Last month, my wife and I loaded up our three boys and headed west. Our family’s summer vacation took us all the way into the mountains, to the city of Steamboat Springs, Colorado (and a few other places along the way to and from to break up the drive).
It was probably the most adventurous trip we have taken as a family, with whitewater rafting, hiking, dipping in hot springs and riding a one-person coaster down the side of a mountain. Like most family trips, this one was packed with lots of family fun time along with brief moments of frustration and irritation mixed in.
There were several memorable moments on this trip, but there was one moment that stood out for a different reason than the rest.
Toward the end of our time in Steamboat, our oldest son, Noah, 14, asked if he could try his luck at fly fishing. Over the last few years, he has gotten hooked on bass fishing. I think he would fish just about every day if we had a boat. When it comes to knowledge of fishing, he passed me up a couple of years ago. Noah had watched some videos on fly fishing and thought it looked interesting. Since we were in prime territory for fly fishing, we checked it out.
There were a few fly fishing outfitters in town. Each offered full-day trips that involved a guide. They also cost several hundred dollars. But they also had the option to just rent the gear for a day. So we did that.
The outfitter gave Noah some basic instructions on how to rig up a fly fishing line, and he gave us a location 25 miles out of town where he thought we might have some luck. It had recently snowed in the Steamboat area (and we were there at the end of June) so many of the rivers in the area were too high for good fly fishing.
We packed up the rod and fly reel, a small case with some flies in it, boots and waders. And off we went.
Noah jumped in the backseat and started working on the line. He wanted it all set up by the time we got there. About two minutes before we got there, he said, “I can’t get it.”
“Uh, oh,” I thought.
He tried to look at more YouTube videos, but we were too far out, and there was no sign of Internet access. We were on our own.

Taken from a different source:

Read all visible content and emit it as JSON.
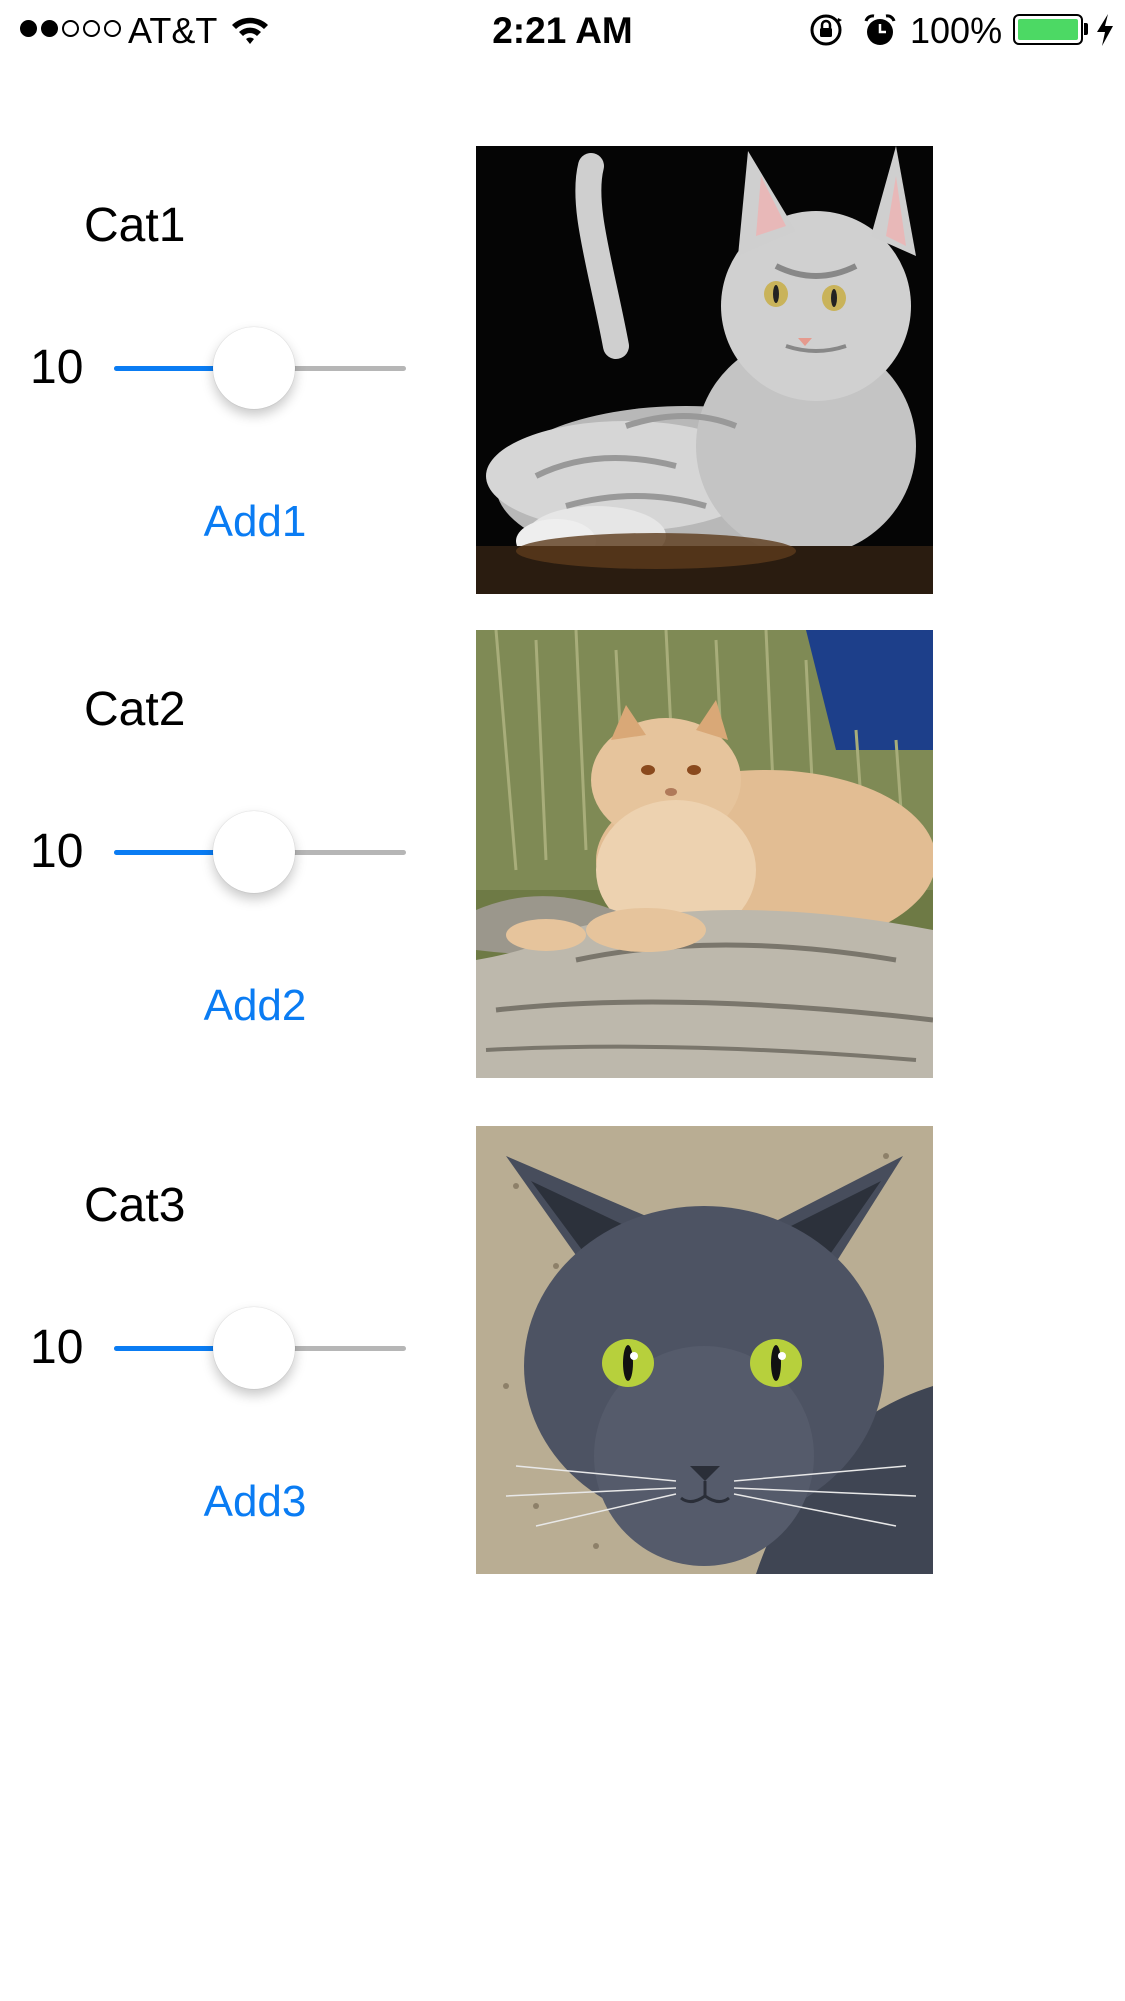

After a couple of wrong turns, we found the stream. We also noticed about five or six people fly fishing. This was a good sign, we thought.
When I looked in the backseat, I could see Noah had been struggling to get the line like it was supposed to be. His look of hope and excitement was gone. He didn’t even want to put on his waders. It was no use, he thought.
We grabbed the gear and started walking down to the stream. Just a few seconds into our walk, we saw a man walking up from the stream. He said “Hi” and wished us luck.
We talked briefly about the weather, before I asked, “This is my son’s first time fly fishing, and we aren’t sure what to do. What do you think our chances are of catching a fish today?”
The man, who was walking to his car, stopped and turned back.
“Can I see your line?” he said.
“Sure,” said Noah.
After looking at it for about three seconds, he said. “Do you mind if I re-rig this for you?”
“Not at all,” Noah said, with some of that hope creeping back into his face.
The man opened the back of his car and put away his gear. Then took about 15 minutes to rig up Noah’s line so it was ready to catch a fish. He gave him tips on where to fish on the stream. And he also gave Noah four or five flies he said were working well that day (He said he caught about 20-30 trout that morning).
The man had drove a couple of hours from his home in Denver to do some fly fishing near Steamboat that day. He had been fishing for more than three hours. And now he was taking time to help my son. We both thanked him several times. He simply looked at us and said, “Someone had to teach me once… I’m happy to help and pay it forward.”
As he drove away, I looked at Noah. He was all smiles. He realized what had just happened. This man (a stranger) was exactly what we needed… and exactly when we needed it. And he showed my son a valuable lesson in kindness.
Over the next 2+ hours, Noah tried his best to catch a trout. I walked up and down the stream looking for possible new spots. He walked in and out of the stream with waders pulled up nearly to his neck. We were looking for calm water, which was few and far between. Noah also was getting the hang of casting, which is tricky. With a half hour to go, we found a great spot up the river, and he was really getting the casting technique down.
Then it happened.
I looked up, and he looked at me. His eyes were wide. He had a fish on.
Then he started to laugh.
It was a 4-inch rainbow trout.
We took some pictures, and he got back in the water.
The 4-incher was the only fish he caught that day, but it was a fish. He wasn’t shut out.
On the way back to Steamboat, we talked about the guy who helped us. Without him, the experience would have been very difficult and mostly likely a disappointment. Our conversation then expanded to include a list of people who have helped Noah with his bass fishing over the years. He named quite a few people. Besides the 4-inch fish, I think Noah caught some great life lessons that day.
I didn’t get the man’s name, but he did say he worked for Xcel Energy and often comes to Minnesota for work. If you happen to know a guy who works for Xcel Energy, lives in Denver and likes to fly fish, please tell him that my son caught a fish that day… and we couldn’t have done it without him. Thanks for the help. We promise to pay it forward the next chance we get.